TRY IT
The records below are to be set down again exactly, with the pictures left out.

LISTED RECORDS

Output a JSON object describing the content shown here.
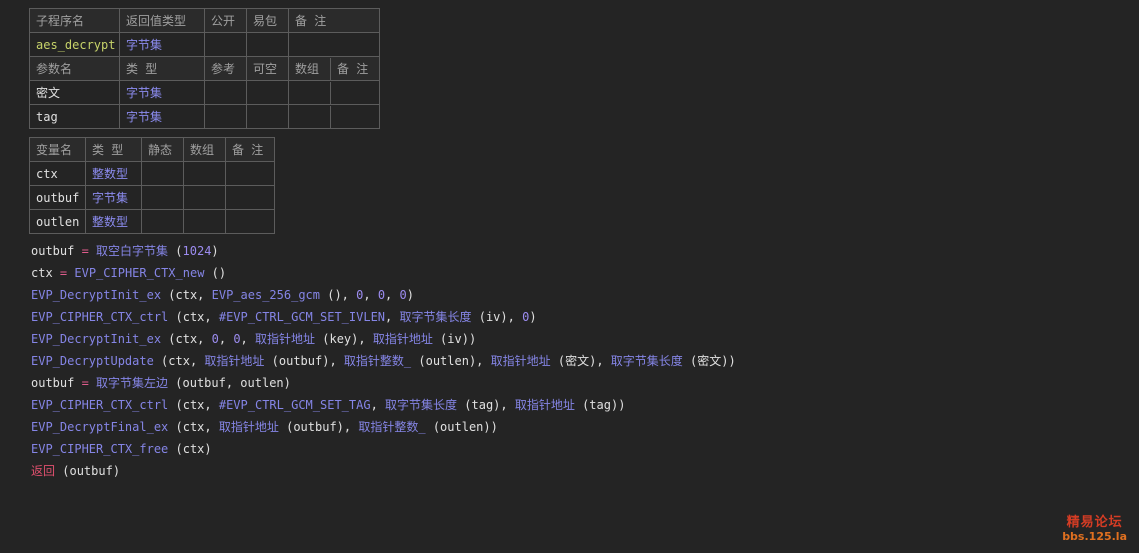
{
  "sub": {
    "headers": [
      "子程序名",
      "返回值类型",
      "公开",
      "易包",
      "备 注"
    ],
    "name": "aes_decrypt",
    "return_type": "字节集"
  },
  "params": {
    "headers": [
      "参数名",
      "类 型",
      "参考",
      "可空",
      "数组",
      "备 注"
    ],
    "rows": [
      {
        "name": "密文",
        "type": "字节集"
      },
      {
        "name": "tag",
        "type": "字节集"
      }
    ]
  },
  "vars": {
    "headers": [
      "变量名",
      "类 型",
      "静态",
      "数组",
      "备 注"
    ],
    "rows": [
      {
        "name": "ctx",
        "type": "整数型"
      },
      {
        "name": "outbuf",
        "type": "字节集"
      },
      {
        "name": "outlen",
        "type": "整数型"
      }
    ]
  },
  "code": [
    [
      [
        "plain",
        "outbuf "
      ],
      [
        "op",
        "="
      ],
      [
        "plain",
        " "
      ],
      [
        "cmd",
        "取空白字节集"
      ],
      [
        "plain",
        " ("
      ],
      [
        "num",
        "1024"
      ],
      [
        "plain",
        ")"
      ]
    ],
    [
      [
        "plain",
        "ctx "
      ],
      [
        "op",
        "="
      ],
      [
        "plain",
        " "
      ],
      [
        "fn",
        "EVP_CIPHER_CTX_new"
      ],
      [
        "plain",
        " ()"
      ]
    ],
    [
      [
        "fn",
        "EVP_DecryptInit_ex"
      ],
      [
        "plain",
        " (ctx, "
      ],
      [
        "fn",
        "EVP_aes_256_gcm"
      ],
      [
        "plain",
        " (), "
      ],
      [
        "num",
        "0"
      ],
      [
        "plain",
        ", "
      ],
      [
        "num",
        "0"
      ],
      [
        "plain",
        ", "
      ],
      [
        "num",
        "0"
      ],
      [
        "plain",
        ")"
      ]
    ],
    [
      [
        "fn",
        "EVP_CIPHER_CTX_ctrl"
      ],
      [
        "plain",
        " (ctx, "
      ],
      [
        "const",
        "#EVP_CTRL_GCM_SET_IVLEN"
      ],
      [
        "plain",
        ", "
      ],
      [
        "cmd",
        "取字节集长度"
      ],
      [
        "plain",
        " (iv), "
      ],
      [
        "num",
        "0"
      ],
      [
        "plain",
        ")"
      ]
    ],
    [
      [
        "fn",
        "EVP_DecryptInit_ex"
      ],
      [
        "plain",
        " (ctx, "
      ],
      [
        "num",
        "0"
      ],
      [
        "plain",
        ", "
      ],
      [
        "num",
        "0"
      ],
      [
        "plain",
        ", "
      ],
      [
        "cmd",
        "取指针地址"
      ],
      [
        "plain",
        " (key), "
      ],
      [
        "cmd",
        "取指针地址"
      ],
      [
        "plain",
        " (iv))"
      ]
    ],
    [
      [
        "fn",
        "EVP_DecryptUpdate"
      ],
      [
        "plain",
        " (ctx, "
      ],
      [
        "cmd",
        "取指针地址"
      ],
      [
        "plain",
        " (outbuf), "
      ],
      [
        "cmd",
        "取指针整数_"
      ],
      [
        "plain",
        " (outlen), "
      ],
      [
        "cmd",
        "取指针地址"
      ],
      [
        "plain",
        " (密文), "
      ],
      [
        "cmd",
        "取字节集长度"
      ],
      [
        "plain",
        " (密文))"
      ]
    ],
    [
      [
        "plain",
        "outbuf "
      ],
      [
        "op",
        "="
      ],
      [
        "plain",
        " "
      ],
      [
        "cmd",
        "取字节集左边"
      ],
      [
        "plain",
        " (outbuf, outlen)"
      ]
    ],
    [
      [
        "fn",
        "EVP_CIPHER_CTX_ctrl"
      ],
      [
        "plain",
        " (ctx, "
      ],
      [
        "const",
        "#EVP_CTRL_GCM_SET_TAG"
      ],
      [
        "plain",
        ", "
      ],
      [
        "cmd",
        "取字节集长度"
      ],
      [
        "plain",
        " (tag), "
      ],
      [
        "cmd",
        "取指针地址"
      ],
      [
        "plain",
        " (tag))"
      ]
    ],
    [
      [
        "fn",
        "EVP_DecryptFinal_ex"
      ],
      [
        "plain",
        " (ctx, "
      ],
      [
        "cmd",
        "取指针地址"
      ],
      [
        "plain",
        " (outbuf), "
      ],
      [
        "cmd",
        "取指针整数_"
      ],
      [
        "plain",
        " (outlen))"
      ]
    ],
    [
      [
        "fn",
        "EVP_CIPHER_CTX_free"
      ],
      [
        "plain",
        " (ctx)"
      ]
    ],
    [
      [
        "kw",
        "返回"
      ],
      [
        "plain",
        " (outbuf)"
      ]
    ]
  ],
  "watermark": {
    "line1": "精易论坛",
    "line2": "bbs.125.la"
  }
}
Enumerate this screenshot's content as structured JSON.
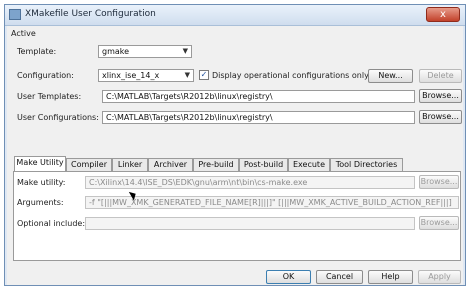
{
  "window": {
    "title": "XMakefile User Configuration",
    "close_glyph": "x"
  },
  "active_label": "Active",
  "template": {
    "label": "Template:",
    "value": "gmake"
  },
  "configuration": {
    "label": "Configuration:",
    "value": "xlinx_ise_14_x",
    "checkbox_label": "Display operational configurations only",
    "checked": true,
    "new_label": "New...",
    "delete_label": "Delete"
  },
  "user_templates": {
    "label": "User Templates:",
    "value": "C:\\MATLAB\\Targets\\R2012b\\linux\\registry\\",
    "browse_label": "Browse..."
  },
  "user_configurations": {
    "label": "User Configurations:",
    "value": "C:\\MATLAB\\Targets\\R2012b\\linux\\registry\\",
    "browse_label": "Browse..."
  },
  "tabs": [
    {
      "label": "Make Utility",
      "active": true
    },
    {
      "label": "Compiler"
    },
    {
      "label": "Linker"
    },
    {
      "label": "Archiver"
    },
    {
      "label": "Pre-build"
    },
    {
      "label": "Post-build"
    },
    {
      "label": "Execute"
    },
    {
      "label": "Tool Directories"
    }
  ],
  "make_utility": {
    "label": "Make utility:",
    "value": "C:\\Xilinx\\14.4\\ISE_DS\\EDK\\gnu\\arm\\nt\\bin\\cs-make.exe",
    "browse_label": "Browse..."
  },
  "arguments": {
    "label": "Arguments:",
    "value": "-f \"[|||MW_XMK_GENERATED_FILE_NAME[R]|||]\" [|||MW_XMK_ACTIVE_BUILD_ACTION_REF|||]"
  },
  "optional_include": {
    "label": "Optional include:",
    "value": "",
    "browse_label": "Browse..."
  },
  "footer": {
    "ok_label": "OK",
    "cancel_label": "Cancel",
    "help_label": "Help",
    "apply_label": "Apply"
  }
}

WRITTEN RESPONSE
Output a JSON object describing the content shown here.
{
  "sub": {
    "headers": [
      "子程序名",
      "返回值类型",
      "公开",
      "易包",
      "备 注"
    ],
    "name": "aes_decrypt",
    "return_type": "字节集"
  },
  "params": {
    "headers": [
      "参数名",
      "类 型",
      "参考",
      "可空",
      "数组",
      "备 注"
    ],
    "rows": [
      {
        "name": "密文",
        "type": "字节集"
      },
      {
        "name": "tag",
        "type": "字节集"
      }
    ]
  },
  "vars": {
    "headers": [
      "变量名",
      "类 型",
      "静态",
      "数组",
      "备 注"
    ],
    "rows": [
      {
        "name": "ctx",
        "type": "整数型"
      },
      {
        "name": "outbuf",
        "type": "字节集"
      },
      {
        "name": "outlen",
        "type": "整数型"
      }
    ]
  },
  "code": [
    [
      [
        "plain",
        "outbuf "
      ],
      [
        "op",
        "="
      ],
      [
        "plain",
        " "
      ],
      [
        "cmd",
        "取空白字节集"
      ],
      [
        "plain",
        " ("
      ],
      [
        "num",
        "1024"
      ],
      [
        "plain",
        ")"
      ]
    ],
    [
      [
        "plain",
        "ctx "
      ],
      [
        "op",
        "="
      ],
      [
        "plain",
        " "
      ],
      [
        "fn",
        "EVP_CIPHER_CTX_new"
      ],
      [
        "plain",
        " ()"
      ]
    ],
    [
      [
        "fn",
        "EVP_DecryptInit_ex"
      ],
      [
        "plain",
        " (ctx, "
      ],
      [
        "fn",
        "EVP_aes_256_gcm"
      ],
      [
        "plain",
        " (), "
      ],
      [
        "num",
        "0"
      ],
      [
        "plain",
        ", "
      ],
      [
        "num",
        "0"
      ],
      [
        "plain",
        ", "
      ],
      [
        "num",
        "0"
      ],
      [
        "plain",
        ")"
      ]
    ],
    [
      [
        "fn",
        "EVP_CIPHER_CTX_ctrl"
      ],
      [
        "plain",
        " (ctx, "
      ],
      [
        "const",
        "#EVP_CTRL_GCM_SET_IVLEN"
      ],
      [
        "plain",
        ", "
      ],
      [
        "cmd",
        "取字节集长度"
      ],
      [
        "plain",
        " (iv), "
      ],
      [
        "num",
        "0"
      ],
      [
        "plain",
        ")"
      ]
    ],
    [
      [
        "fn",
        "EVP_DecryptInit_ex"
      ],
      [
        "plain",
        " (ctx, "
      ],
      [
        "num",
        "0"
      ],
      [
        "plain",
        ", "
      ],
      [
        "num",
        "0"
      ],
      [
        "plain",
        ", "
      ],
      [
        "cmd",
        "取指针地址"
      ],
      [
        "plain",
        " (key), "
      ],
      [
        "cmd",
        "取指针地址"
      ],
      [
        "plain",
        " (iv))"
      ]
    ],
    [
      [
        "fn",
        "EVP_DecryptUpdate"
      ],
      [
        "plain",
        " (ctx, "
      ],
      [
        "cmd",
        "取指针地址"
      ],
      [
        "plain",
        " (outbuf), "
      ],
      [
        "cmd",
        "取指针整数_"
      ],
      [
        "plain",
        " (outlen), "
      ],
      [
        "cmd",
        "取指针地址"
      ],
      [
        "plain",
        " (密文), "
      ],
      [
        "cmd",
        "取字节集长度"
      ],
      [
        "plain",
        " (密文))"
      ]
    ],
    [
      [
        "plain",
        "outbuf "
      ],
      [
        "op",
        "="
      ],
      [
        "plain",
        " "
      ],
      [
        "cmd",
        "取字节集左边"
      ],
      [
        "plain",
        " (outbuf, outlen)"
      ]
    ],
    [
      [
        "fn",
        "EVP_CIPHER_CTX_ctrl"
      ],
      [
        "plain",
        " (ctx, "
      ],
      [
        "const",
        "#EVP_CTRL_GCM_SET_TAG"
      ],
      [
        "plain",
        ", "
      ],
      [
        "cmd",
        "取字节集长度"
      ],
      [
        "plain",
        " (tag), "
      ],
      [
        "cmd",
        "取指针地址"
      ],
      [
        "plain",
        " (tag))"
      ]
    ],
    [
      [
        "fn",
        "EVP_DecryptFinal_ex"
      ],
      [
        "plain",
        " (ctx, "
      ],
      [
        "cmd",
        "取指针地址"
      ],
      [
        "plain",
        " (outbuf), "
      ],
      [
        "cmd",
        "取指针整数_"
      ],
      [
        "plain",
        " (outlen))"
      ]
    ],
    [
      [
        "fn",
        "EVP_CIPHER_CTX_free"
      ],
      [
        "plain",
        " (ctx)"
      ]
    ],
    [
      [
        "kw",
        "返回"
      ],
      [
        "plain",
        " (outbuf)"
      ]
    ]
  ],
  "watermark": {
    "line1": "精易论坛",
    "line2": "bbs.125.la"
  }
}
Enumerate this screenshot's content as structured JSON.
{
  "window": {
    "title": "XMakefile User Configuration",
    "close_glyph": "x"
  },
  "active_label": "Active",
  "template": {
    "label": "Template:",
    "value": "gmake"
  },
  "configuration": {
    "label": "Configuration:",
    "value": "xlinx_ise_14_x",
    "checkbox_label": "Display operational configurations only",
    "checked": true,
    "new_label": "New...",
    "delete_label": "Delete"
  },
  "user_templates": {
    "label": "User Templates:",
    "value": "C:\\MATLAB\\Targets\\R2012b\\linux\\registry\\",
    "browse_label": "Browse..."
  },
  "user_configurations": {
    "label": "User Configurations:",
    "value": "C:\\MATLAB\\Targets\\R2012b\\linux\\registry\\",
    "browse_label": "Browse..."
  },
  "tabs": [
    {
      "label": "Make Utility",
      "active": true
    },
    {
      "label": "Compiler"
    },
    {
      "label": "Linker"
    },
    {
      "label": "Archiver"
    },
    {
      "label": "Pre-build"
    },
    {
      "label": "Post-build"
    },
    {
      "label": "Execute"
    },
    {
      "label": "Tool Directories"
    }
  ],
  "make_utility": {
    "label": "Make utility:",
    "value": "C:\\Xilinx\\14.4\\ISE_DS\\EDK\\gnu\\arm\\nt\\bin\\cs-make.exe",
    "browse_label": "Browse..."
  },
  "arguments": {
    "label": "Arguments:",
    "value": "-f \"[|||MW_XMK_GENERATED_FILE_NAME[R]|||]\" [|||MW_XMK_ACTIVE_BUILD_ACTION_REF|||]"
  },
  "optional_include": {
    "label": "Optional include:",
    "value": "",
    "browse_label": "Browse..."
  },
  "footer": {
    "ok_label": "OK",
    "cancel_label": "Cancel",
    "help_label": "Help",
    "apply_label": "Apply"
  }
}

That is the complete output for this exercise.